Information supplied section start

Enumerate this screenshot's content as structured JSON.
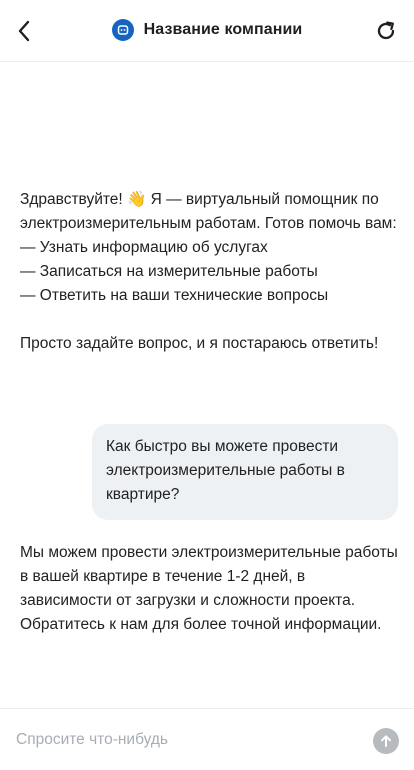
{
  "header": {
    "title": "Название компании",
    "back_icon": "chevron-left-icon",
    "refresh_icon": "refresh-icon",
    "logo_icon": "chat-bot-icon",
    "accent_color": "#1565c0"
  },
  "messages": [
    {
      "role": "bot",
      "text": "Здравствуйте! 👋 Я — виртуальный помощник по электроизмерительным работам. Готов помочь вам:\n— Узнать информацию об услугах\n— Записаться на измерительные работы\n— Ответить на ваши технические вопросы\n\nПросто задайте вопрос, и я постараюсь ответить!"
    },
    {
      "role": "user",
      "text": "Как быстро вы можете провести электроизмерительные работы в квартире?"
    },
    {
      "role": "bot",
      "text": "Мы можем провести электроизмерительные работы в вашей квартире в течение 1-2 дней, в зависимости от загрузки и сложности проекта. Обратитесь к нам для более точной информации."
    }
  ],
  "composer": {
    "placeholder": "Спросите что-нибудь",
    "value": "",
    "send_icon": "arrow-up-icon"
  }
}
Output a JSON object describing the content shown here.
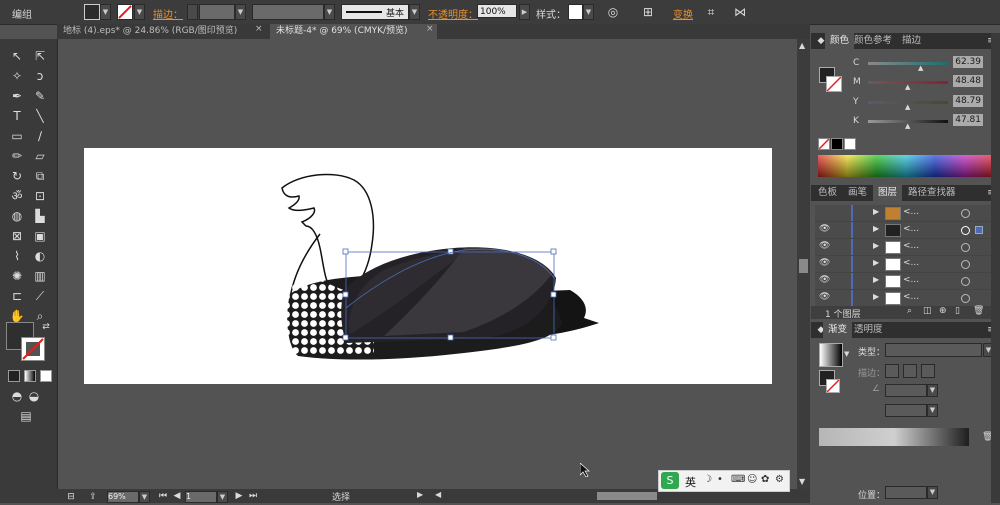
{
  "control_bar": {
    "mode_label": "编组",
    "stroke_label": "描边：",
    "brush_label": "基本",
    "opacity_label": "不透明度：",
    "opacity_value": "100%",
    "style_label": "样式：",
    "transform_label": "变换"
  },
  "tabs": [
    {
      "label": "地标 (4).eps* @ 24.86% (RGB/图印预览)",
      "close": "×"
    },
    {
      "label": "未标题-4* @ 69% (CMYK/预览)",
      "close": "×"
    }
  ],
  "color_panel": {
    "tabs": [
      "颜色",
      "颜色参考",
      "描边"
    ],
    "channels": [
      {
        "name": "C",
        "value": "62.39",
        "pos": 0.62
      },
      {
        "name": "M",
        "value": "48.48",
        "pos": 0.48
      },
      {
        "name": "Y",
        "value": "48.79",
        "pos": 0.49
      },
      {
        "name": "K",
        "value": "47.81",
        "pos": 0.48
      }
    ]
  },
  "layers_panel": {
    "tabs": [
      "色板",
      "画笔",
      "图层",
      "路径查找器"
    ],
    "rows": [
      {
        "name": "<...",
        "eye": ""
      },
      {
        "name": "<...",
        "eye": "👁"
      },
      {
        "name": "<...",
        "eye": "👁"
      },
      {
        "name": "<...",
        "eye": "👁"
      },
      {
        "name": "<...",
        "eye": "👁"
      },
      {
        "name": "<...",
        "eye": "👁"
      }
    ],
    "footer": "1 个图层"
  },
  "gradient_panel": {
    "tabs": [
      "渐变",
      "透明度"
    ],
    "type_label": "类型：",
    "stroke_label": "描边：",
    "position_label": "位置："
  },
  "status_bar": {
    "zoom": "69%",
    "page": "1",
    "mode": "选择"
  },
  "ime": {
    "lang": "英"
  },
  "colors": {
    "ui_dark": "#3c3c3c",
    "ui_mid": "#535353",
    "accent": "#e8902f",
    "selection": "#4d6bb8"
  }
}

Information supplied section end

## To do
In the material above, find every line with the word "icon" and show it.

## Exercise solution
    "back_icon": "chevron-left-icon",
    "refresh_icon": "refresh-icon",
    "logo_icon": "chat-bot-icon",
    "send_icon": "arrow-up-icon"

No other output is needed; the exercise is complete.